MLB’s Winter Meetings are currently going on and nearly every baseball mind in the country is in and around the Bellagio in Vegas for the next few days.
An Milwaukee writer, Tom Haudricourt, was overheard saying that he’s looking forward to the Yankees signing both of Milwaukee’s free agent pitchers, CC Sabathia and Ben Sheets because then the Breweres would “get both the Yankees first round picks”.
And that is why there are only a select few baseball writers that I bother to read anymore. Let me explain. Free agents are classified into two levels based on their production the past two years. Type A or Type B. Although I don’t exactly get how these ratings are handed out, that’s how it is.
If a Type A free agent is offered arbitration and signs with another team, then the original team gets the new teams first round draft pick and a sandwich-round pick. If this happens with a Type B, then all the original team gets is the sandwich pick.
CC Sabathia and Ben Sheets (even though Sheets didn’t hit 200 IP the past two seasons) are Type A free agents.

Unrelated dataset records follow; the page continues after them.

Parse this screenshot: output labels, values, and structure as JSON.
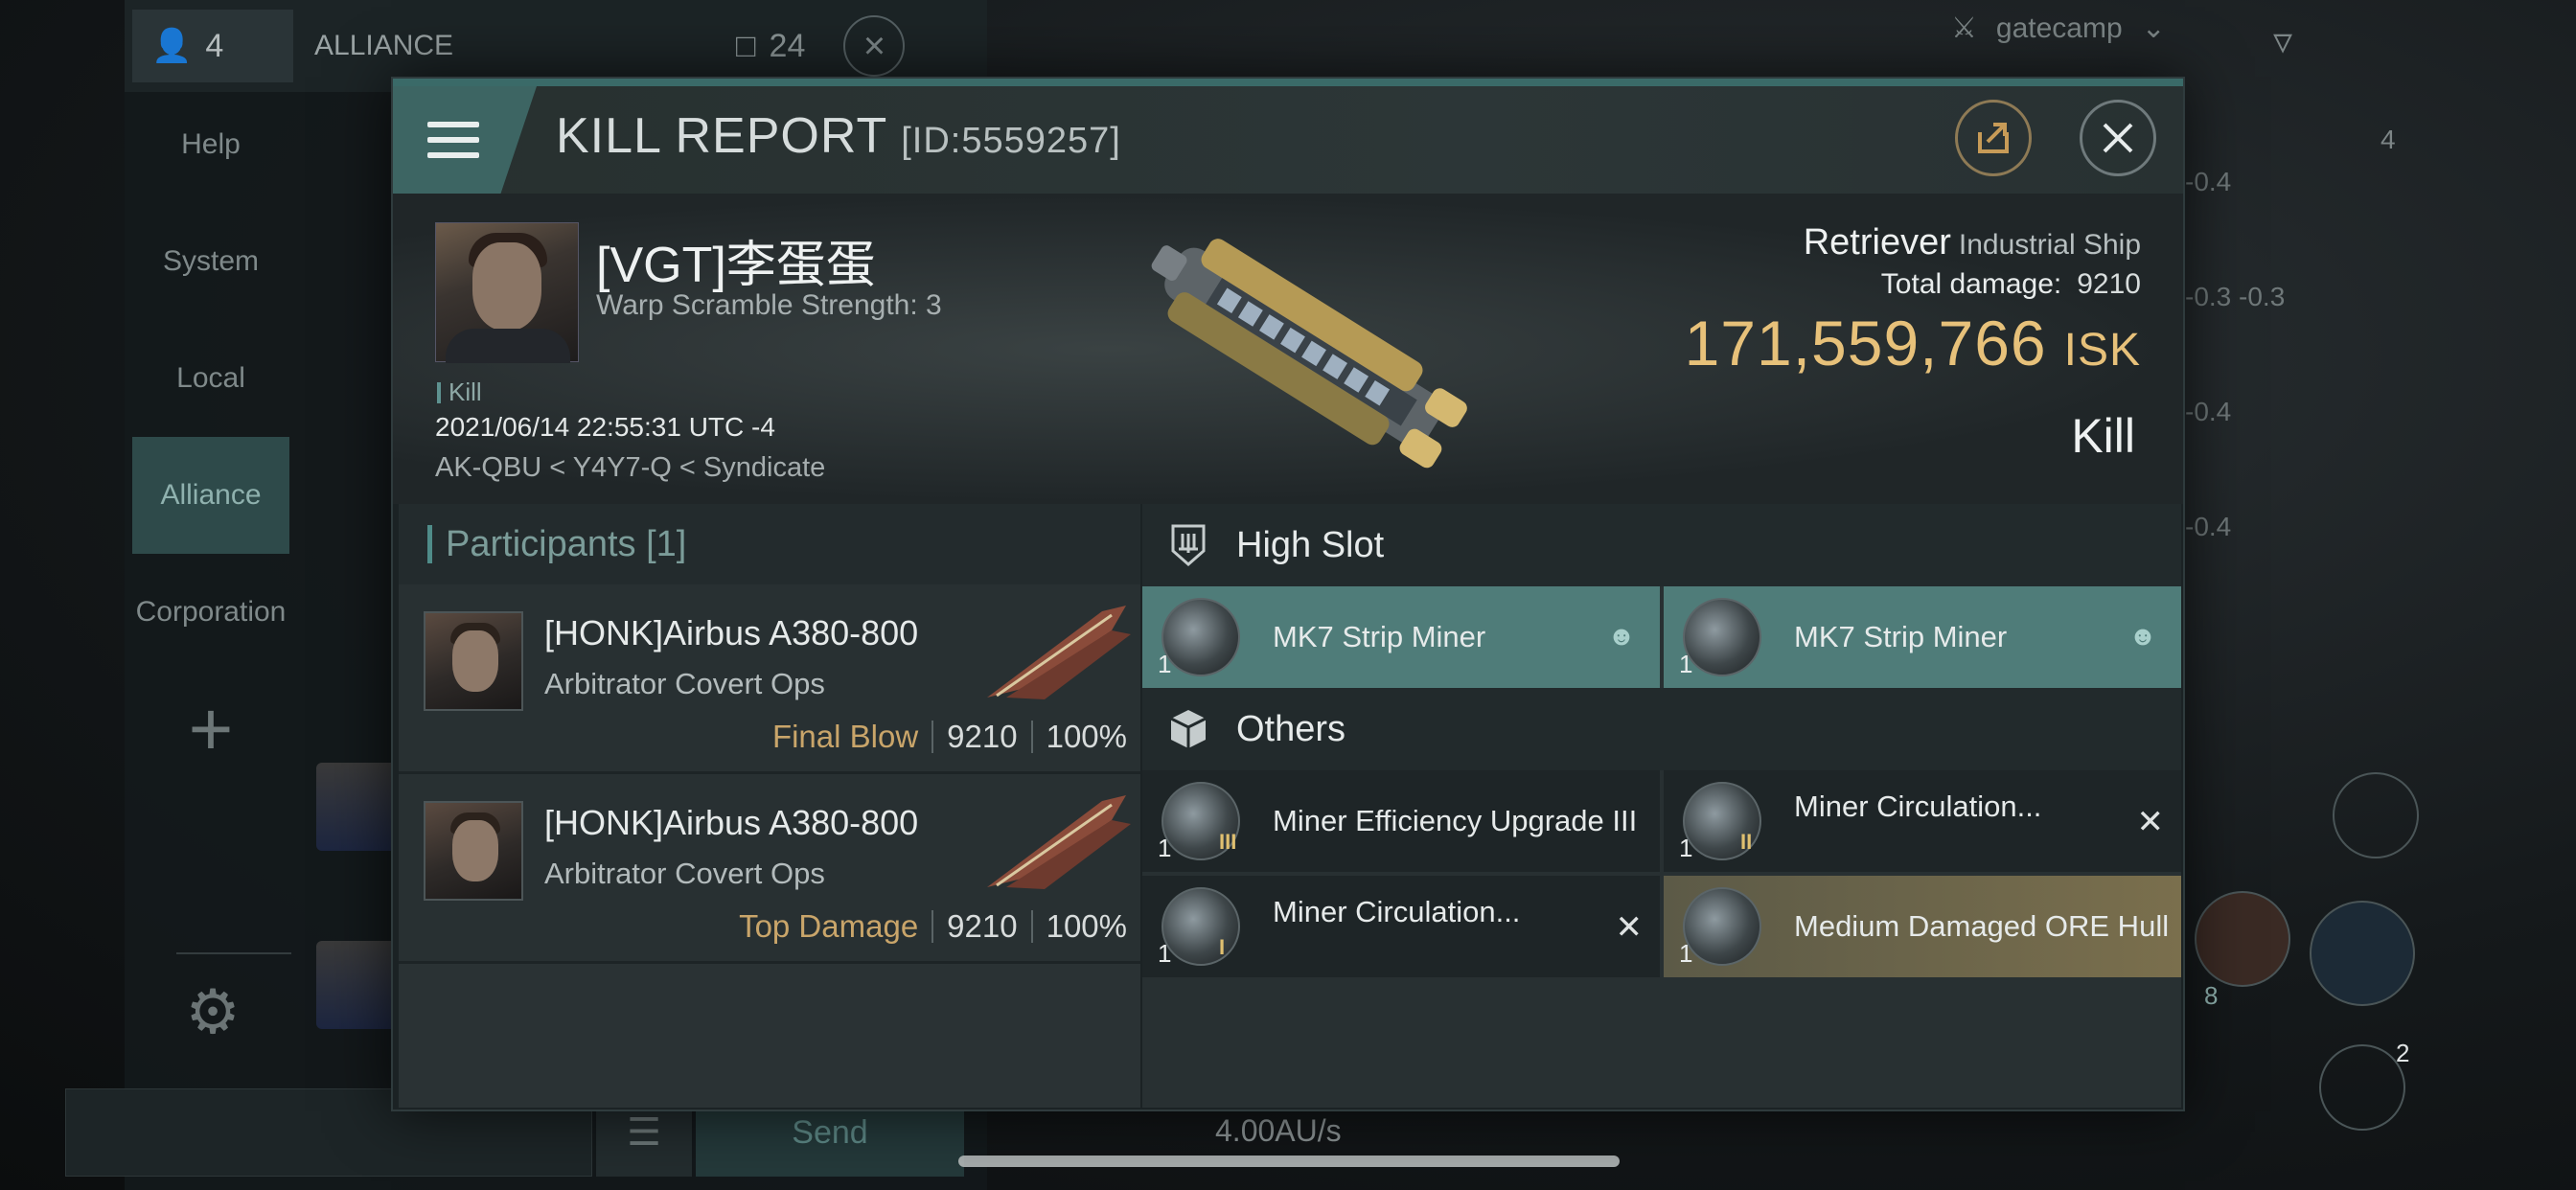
{
  "background": {
    "member_count": "4",
    "channel_title": "ALLIANCE",
    "chat_count": "24",
    "nav_items": [
      "Help",
      "System",
      "Local",
      "Alliance",
      "Corporation"
    ],
    "send_label": "Send",
    "speed": "4.00AU/s",
    "filter_label": "gatecamp",
    "hud_values": [
      "-0.4",
      "-0.3 -0.3",
      "-0.4",
      "-0.4"
    ],
    "hud_badge": "4",
    "slot_badge_8": "8",
    "slot_badge_2": "2"
  },
  "kill_report": {
    "title": "KILL REPORT",
    "id": "[ID:5559257]",
    "victim": {
      "name": "[VGT]李蛋蛋",
      "warp_scramble": "Warp Scramble Strength: 3",
      "tag": "Kill",
      "date": "2021/06/14 22:55:31 UTC -4",
      "location": "AK-QBU < Y4Y7-Q < Syndicate"
    },
    "ship": {
      "name": "Retriever",
      "class": "Industrial Ship",
      "total_damage_label": "Total damage:",
      "total_damage": "9210",
      "isk_value": "171,559,766",
      "isk_unit": "ISK",
      "result": "Kill"
    },
    "participants": {
      "header": "Participants [1]",
      "rows": [
        {
          "name": "[HONK]Airbus A380-800",
          "ship": "Arbitrator Covert Ops",
          "role": "Final Blow",
          "damage": "9210",
          "percent": "100%"
        },
        {
          "name": "[HONK]Airbus A380-800",
          "ship": "Arbitrator Covert Ops",
          "role": "Top Damage",
          "damage": "9210",
          "percent": "100%"
        }
      ]
    },
    "high_slot": {
      "header": "High Slot",
      "items": [
        {
          "qty": "1",
          "name": "MK7 Strip Miner"
        },
        {
          "qty": "1",
          "name": "MK7 Strip Miner"
        }
      ]
    },
    "others": {
      "header": "Others",
      "items": [
        {
          "qty": "1",
          "name": "Miner Efficiency Upgrade III",
          "tier": "III"
        },
        {
          "qty": "1",
          "name": "Miner Circulation...",
          "tier": "II"
        },
        {
          "qty": "1",
          "name": "Miner Circulation...",
          "tier": "I"
        },
        {
          "qty": "1",
          "name": "Medium Damaged ORE Hull"
        }
      ]
    }
  }
}
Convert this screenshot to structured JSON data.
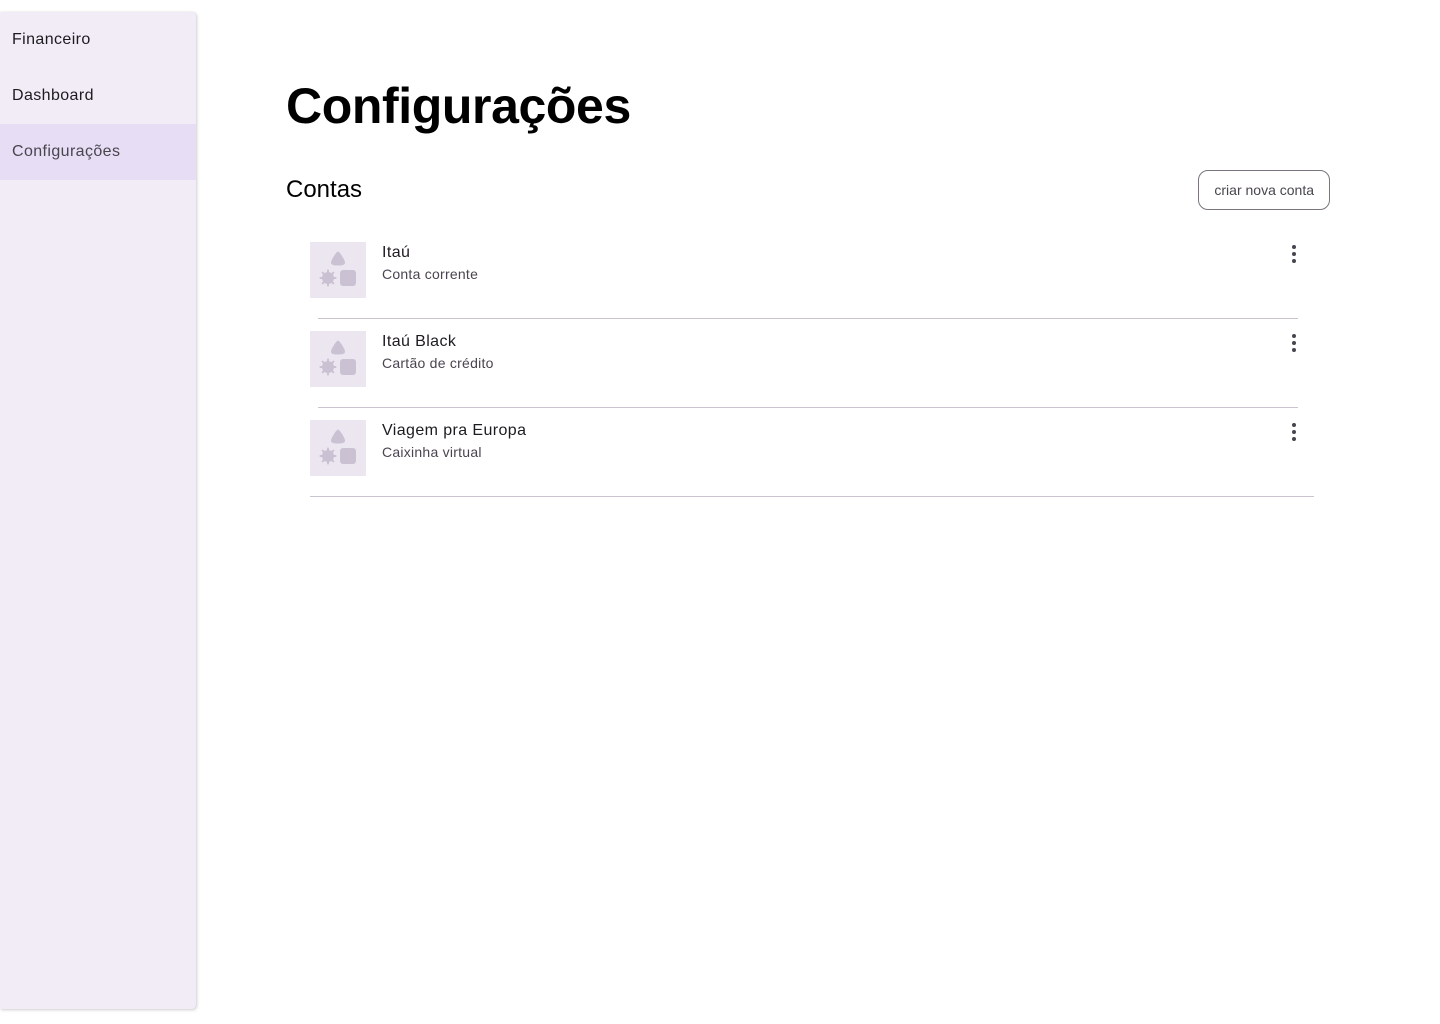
{
  "sidebar": {
    "items": [
      {
        "label": "Financeiro"
      },
      {
        "label": "Dashboard"
      },
      {
        "label": "Configurações"
      }
    ]
  },
  "main": {
    "title": "Configurações",
    "section_title": "Contas",
    "create_button_label": "criar nova conta",
    "accounts": [
      {
        "name": "Itaú",
        "type": "Conta corrente"
      },
      {
        "name": "Itaú Black",
        "type": "Cartão de crédito"
      },
      {
        "name": "Viagem pra Europa",
        "type": "Caixinha virtual"
      }
    ]
  },
  "colors": {
    "sidebar_bg": "#f2ecf7",
    "active_item_bg": "#e7def5",
    "thumbnail_bg": "#ece6f0",
    "divider": "#cac4d0"
  },
  "icons": {
    "thumbnail": "shapes-placeholder-icon",
    "more": "more-vert-icon"
  }
}
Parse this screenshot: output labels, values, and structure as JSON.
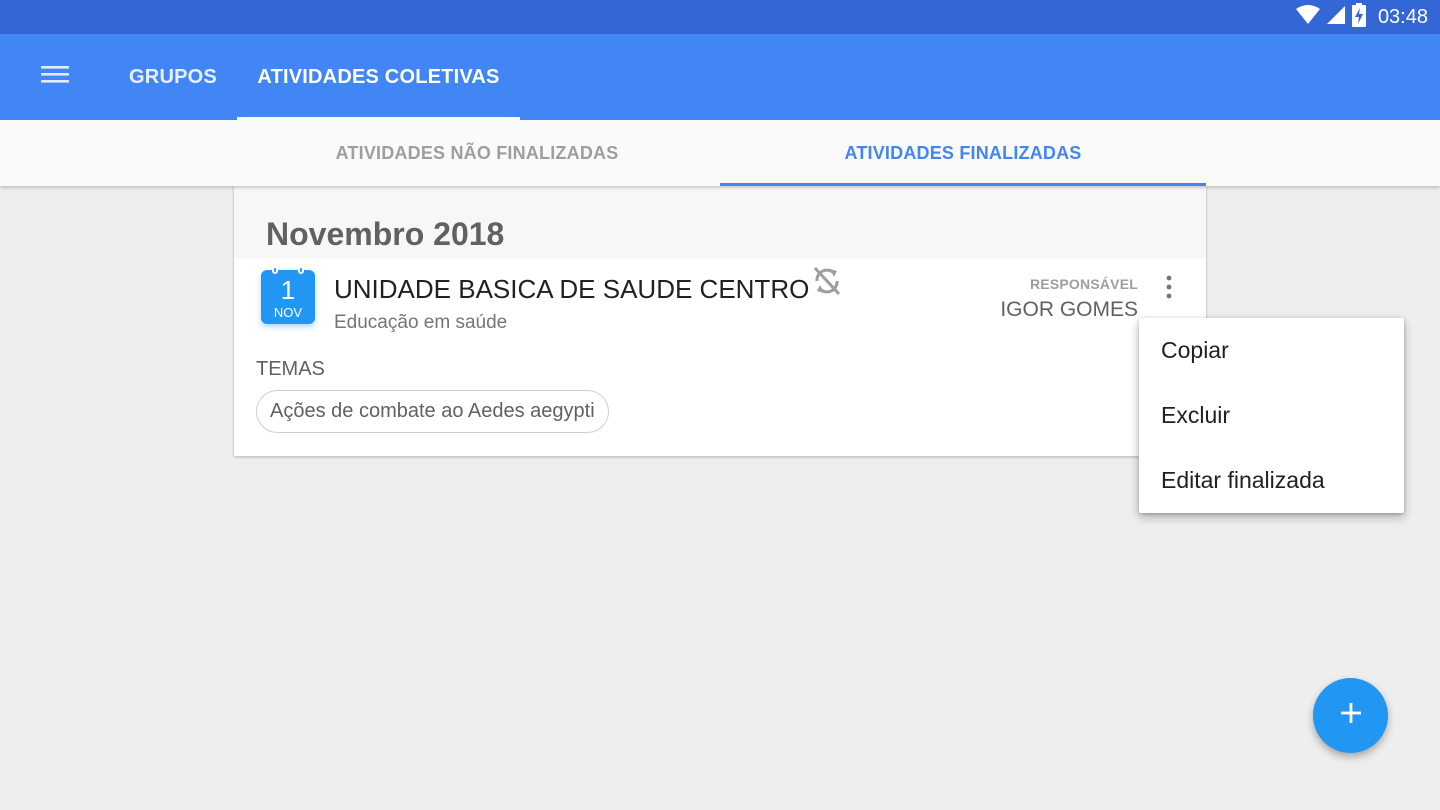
{
  "status_bar": {
    "time": "03:48"
  },
  "app_bar": {
    "tabs": [
      {
        "label": "GRUPOS",
        "selected": false
      },
      {
        "label": "ATIVIDADES COLETIVAS",
        "selected": true
      }
    ]
  },
  "sub_tabs": [
    {
      "label": "ATIVIDADES NÃO FINALIZADAS",
      "selected": false
    },
    {
      "label": "ATIVIDADES FINALIZADAS",
      "selected": true
    }
  ],
  "section": {
    "month_title": "Novembro 2018",
    "activity": {
      "date_day": "1",
      "date_month": "NOV",
      "unit_name": "UNIDADE BASICA DE SAUDE CENTRO",
      "type": "Educação em saúde",
      "responsible_label": "RESPONSÁVEL",
      "responsible_name": "IGOR GOMES",
      "themes_label": "TEMAS",
      "themes": [
        "Ações de combate ao Aedes aegypti"
      ]
    }
  },
  "popup_menu": {
    "items": [
      "Copiar",
      "Excluir",
      "Editar finalizada"
    ]
  },
  "icons": {
    "menu": "hamburger-menu-icon",
    "sync": "sync-disabled-icon",
    "overflow": "more-vert-icon",
    "fab": "plus-icon",
    "wifi": "wifi-icon",
    "signal": "cell-signal-icon",
    "battery": "battery-charging-icon"
  },
  "colors": {
    "status_bar": "#3367d6",
    "app_bar": "#4285f4",
    "accent": "#2196f3",
    "selected_subtab": "#4285f4"
  }
}
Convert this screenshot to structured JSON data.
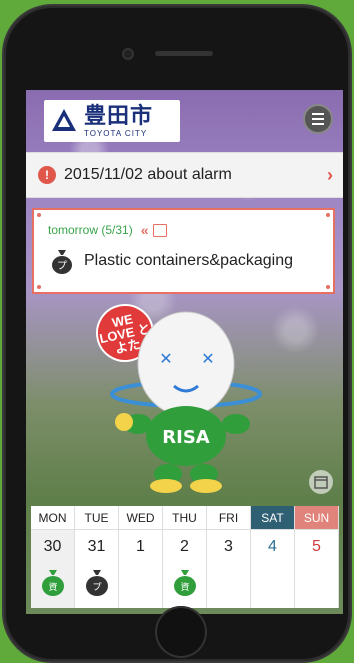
{
  "app": {
    "logo_jp": "豊田市",
    "logo_en": "TOYOTA CITY"
  },
  "alarm": {
    "text": "2015/11/02 about alarm"
  },
  "notice": {
    "day": "tomorrow (5/31)",
    "item": "Plastic containers&packaging"
  },
  "mascot": {
    "badge": "WE LOVE とよた",
    "shirt": "RISA"
  },
  "calendar": {
    "days": [
      "MON",
      "TUE",
      "WED",
      "THU",
      "FRI",
      "SAT",
      "SUN"
    ],
    "dates": [
      "30",
      "31",
      "1",
      "2",
      "3",
      "4",
      "5"
    ],
    "icons": [
      "resource-bag-icon",
      "plastic-bag-icon",
      "",
      "resource-bag-icon",
      "",
      "",
      ""
    ]
  },
  "colors": {
    "accent_red": "#e77062",
    "sat": "#2e5f73",
    "sun": "#e0837a",
    "green": "#3aa44b"
  }
}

So the Milwaukee writer assumed that if the Yankees signed both players, the Brewers would get both of the Yankees picks.
The draft order is set in reverse order of the previous season’s standings, meaning teams only get one first round pick. If a team fails to sign it’s first round pick then it gets a compensation pick in the same place the next year. And this is the case with the Yankees. However, the compensation pick is protected and can’t be lost due to a free agent signing.
You’d think a major league beat writer would know simple things about the game he’s covering.
UPDATE 8:29 – Just added the guy’s name as he was identified. The name sounded familiar, so I googled him. Turns out, Haudricourt is the same guy that submitted NL MVP ballot about a month ago.
He had Philadelphia first baseman Ryan Howard as his MVP and ranked eventual winner Albert Pujols seventh on his ballot. He covers the Brewers and had three Brewers in his top 10, two ahead of Pujols.
Haudricourt says he “credits players for lifting their teams to the post-season or at least keeping them in the race until the very end.”
The very end part is probably why he voted Carlos Delgado three spaces ahead of Pujols. The Mets finished a game out of the wild card and the Cardinals only finished 4 games out of the wild card. Not too much of a difference. The Cardinals weren’t eliminated mathematically until the last week of the season.
Pujols’ numbers in the “stretch run” were also much more impressive than Delgado’s:
Delgado: .308-.392-.626, 47 XBH, 80 RBI (38.2 VORP*)
Pujols: .356-.444-.664, 50 XBH, 73 RBI (98.7 VORP)
Advantage, Pujols, not even taking into account Pujols’ extreme advantage on defense.
My point is that I have no idea how this clown got a job covering baseball. He obviously has no clue about the game apart from what he might happen upon on ESPN or something. Maybe this guy played a part in CC Sabathia’s decision to become a Yankee, and if that’s the case I’m glad this blatantly biased writer continues to apply his trade.
*VORP stands for Value Over Replacement Player and demonstrates how much a hitter contributes offensively or how much a pitcher contributes to his team in comparison to a fictitious “replacement player,” who is an average fielder at his position and a below average hitter